Blowing in the Arctic wind
Imaging driving with an open cabriolet car at 90km/h inside a gigantic freezer box at -25 degrees C with all windows opens. This does not sound comfortable and most people would not be part of such a situation voluntarily. But this has been the conditions we had been facing for the first days of our Q4 expedition.
A gale had hit the Barents Sea, and we had been very, very lucky, that we went north of Svalbard avoiding the worst parts in the more southern Barents Sea around our station P1. Still, the combination of strong winds and very cold air temperatures were not very inviting to work outside. Luckily, within the ice covered Arctic, no waves exist, eliminating sea sickness and most of our scientific work can be done either inside the ship (with the RV Kronprins Haakon’s moonpool) or from its deck, where we are only for few minutes exposed to the weather.
When planning for the first major ice station at station P7, this weather setting caused large concerns, as frostbites could occur within minutes in the wind and temperature conditions. We were approaching wind chill temperatures where work on the ice would not have been allowed at all due to unacceptable risks. Luckily for us, temperatures increased (to a “warm” – 13 degrees C) and winds dropped to only 20km/h, allowing us to work safely for hours on the ice today.

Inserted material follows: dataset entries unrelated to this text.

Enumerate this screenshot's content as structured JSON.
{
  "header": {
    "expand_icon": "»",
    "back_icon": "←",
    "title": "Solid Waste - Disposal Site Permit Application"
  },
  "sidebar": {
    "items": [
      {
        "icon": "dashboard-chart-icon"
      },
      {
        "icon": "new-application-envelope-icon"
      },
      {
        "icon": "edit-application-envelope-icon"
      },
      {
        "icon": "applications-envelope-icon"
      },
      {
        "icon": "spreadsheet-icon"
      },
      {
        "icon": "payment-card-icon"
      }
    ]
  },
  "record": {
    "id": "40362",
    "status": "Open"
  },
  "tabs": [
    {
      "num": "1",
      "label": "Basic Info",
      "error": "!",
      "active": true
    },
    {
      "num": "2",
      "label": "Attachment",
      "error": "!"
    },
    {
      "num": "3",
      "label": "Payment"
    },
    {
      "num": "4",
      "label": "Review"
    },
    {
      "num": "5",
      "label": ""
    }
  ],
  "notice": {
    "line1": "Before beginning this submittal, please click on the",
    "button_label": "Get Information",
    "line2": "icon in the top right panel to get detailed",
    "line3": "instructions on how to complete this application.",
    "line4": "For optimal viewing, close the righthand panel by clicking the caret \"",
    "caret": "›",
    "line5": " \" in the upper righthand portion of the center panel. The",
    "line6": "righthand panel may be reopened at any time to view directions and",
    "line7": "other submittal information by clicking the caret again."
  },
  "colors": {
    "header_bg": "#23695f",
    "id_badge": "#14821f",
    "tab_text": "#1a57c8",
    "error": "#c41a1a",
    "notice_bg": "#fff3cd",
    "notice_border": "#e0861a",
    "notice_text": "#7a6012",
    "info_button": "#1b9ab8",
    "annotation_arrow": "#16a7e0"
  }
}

Team work is everything and the entire science team stepped up by either by making ice holes, taking ice cores, providing logistical support or checking for polar bears from the bridge and ice (none came). Hard physical work kept everybody warm and after about 8 hours of work, all required samples had been taken in addition to the normal work, that runs 24/7 on board the ship. We were still all very relieved that we had achieved our planned ice science program.

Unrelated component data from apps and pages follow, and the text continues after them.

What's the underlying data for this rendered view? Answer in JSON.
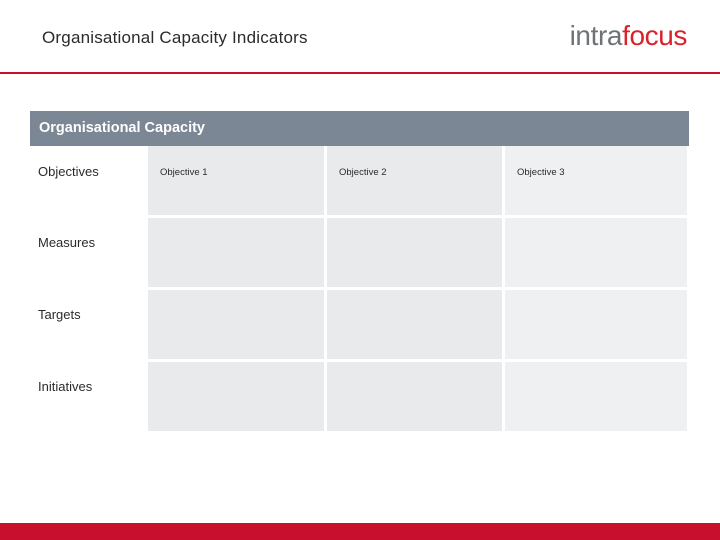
{
  "header": {
    "title": "Organisational Capacity Indicators",
    "logo_first": "intra",
    "logo_second": "focus"
  },
  "matrix": {
    "band_title": "Organisational Capacity",
    "rows": [
      {
        "label": "Objectives",
        "cells": [
          "Objective 1",
          "Objective 2",
          "Objective 3"
        ]
      },
      {
        "label": "Measures",
        "cells": [
          "",
          "",
          ""
        ]
      },
      {
        "label": "Targets",
        "cells": [
          "",
          "",
          ""
        ]
      },
      {
        "label": "Initiatives",
        "cells": [
          "",
          "",
          ""
        ]
      }
    ]
  },
  "colors": {
    "accent_red": "#c8102e",
    "band_grey": "#7c8795",
    "cell_grey": "#e9eaec",
    "cell_grey_alt": "#eff0f1",
    "logo_grey": "#6f7276",
    "logo_red": "#d8232a"
  }
}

Now we focus on our water column and sea floor work and need to recover incubations and sediment traps we left in the ice by tomorrow afternoon. Tomorrow “night”, we will leave the northernmost deep Arctic Ocean station P7 (at 82 degrees N) to head south to P6, about 30nm from P7, and located on the shelf slope at about 800 m depth. This will give time to process the hundreds of individual samples and experiments that all teams have collected and started over the last two days.

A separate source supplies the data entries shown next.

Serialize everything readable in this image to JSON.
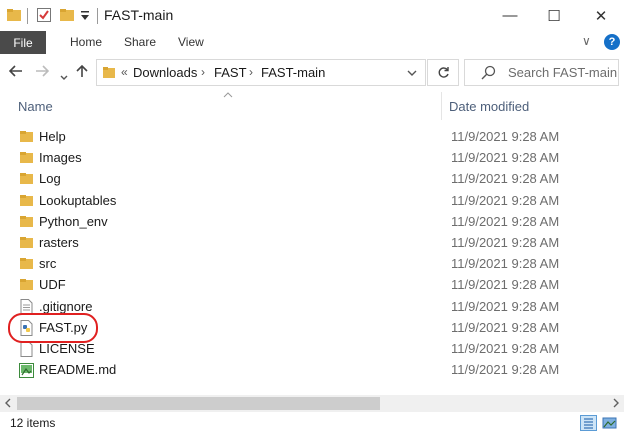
{
  "window": {
    "title": "FAST-main",
    "minimize_glyph": "—",
    "maximize_glyph": "☐",
    "close_glyph": "✕"
  },
  "ribbon": {
    "tabs": [
      "File",
      "Home",
      "Share",
      "View"
    ],
    "expand_glyph": "∨",
    "help_glyph": "?"
  },
  "address": {
    "overflow_glyph": "«",
    "breadcrumbs": [
      "Downloads",
      "FAST",
      "FAST-main"
    ],
    "separator_glyph": "›"
  },
  "search": {
    "placeholder": "Search FAST-main"
  },
  "columns": {
    "name": "Name",
    "date_modified": "Date modified"
  },
  "files": [
    {
      "name": "Help",
      "date": "11/9/2021 9:28 AM",
      "icon": "folder-icon"
    },
    {
      "name": "Images",
      "date": "11/9/2021 9:28 AM",
      "icon": "folder-icon"
    },
    {
      "name": "Log",
      "date": "11/9/2021 9:28 AM",
      "icon": "folder-icon"
    },
    {
      "name": "Lookuptables",
      "date": "11/9/2021 9:28 AM",
      "icon": "folder-icon"
    },
    {
      "name": "Python_env",
      "date": "11/9/2021 9:28 AM",
      "icon": "folder-icon"
    },
    {
      "name": "rasters",
      "date": "11/9/2021 9:28 AM",
      "icon": "folder-icon"
    },
    {
      "name": "src",
      "date": "11/9/2021 9:28 AM",
      "icon": "folder-icon"
    },
    {
      "name": "UDF",
      "date": "11/9/2021 9:28 AM",
      "icon": "folder-icon"
    },
    {
      "name": ".gitignore",
      "date": "11/9/2021 9:28 AM",
      "icon": "text-file-icon"
    },
    {
      "name": "FAST.py",
      "date": "11/9/2021 9:28 AM",
      "icon": "python-file-icon"
    },
    {
      "name": "LICENSE",
      "date": "11/9/2021 9:28 AM",
      "icon": "blank-file-icon"
    },
    {
      "name": "README.md",
      "date": "11/9/2021 9:28 AM",
      "icon": "markdown-file-icon"
    }
  ],
  "status": {
    "item_count": "12 items"
  },
  "colors": {
    "folder": "#e8b84a",
    "accent_blue": "#1570c8",
    "file_tab": "#4a4a4a",
    "highlight_ring": "#e02020"
  }
}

Welcome to a journey through the Arctic!
This blog is written by researchers and participants linked to The Nansen Legacy Project.
They will share their experiences and knowledge from research cruises in the Barents Sea.
The research vessel F/F «Kronprins Haakon» gives unique opportunities to explore the rapidly changing climate and ecosystems in the Arctic.
To ensure a sustainable management of the Northern Barents Sea and the adjacent Arctic Basin throughout the 21st century a new knowledge base is required.
(Top picture: Christian Morel / www.christianmorel.net / The Nansen Legacy)
Read more blog posts from the Nansen Legacy Project Blog.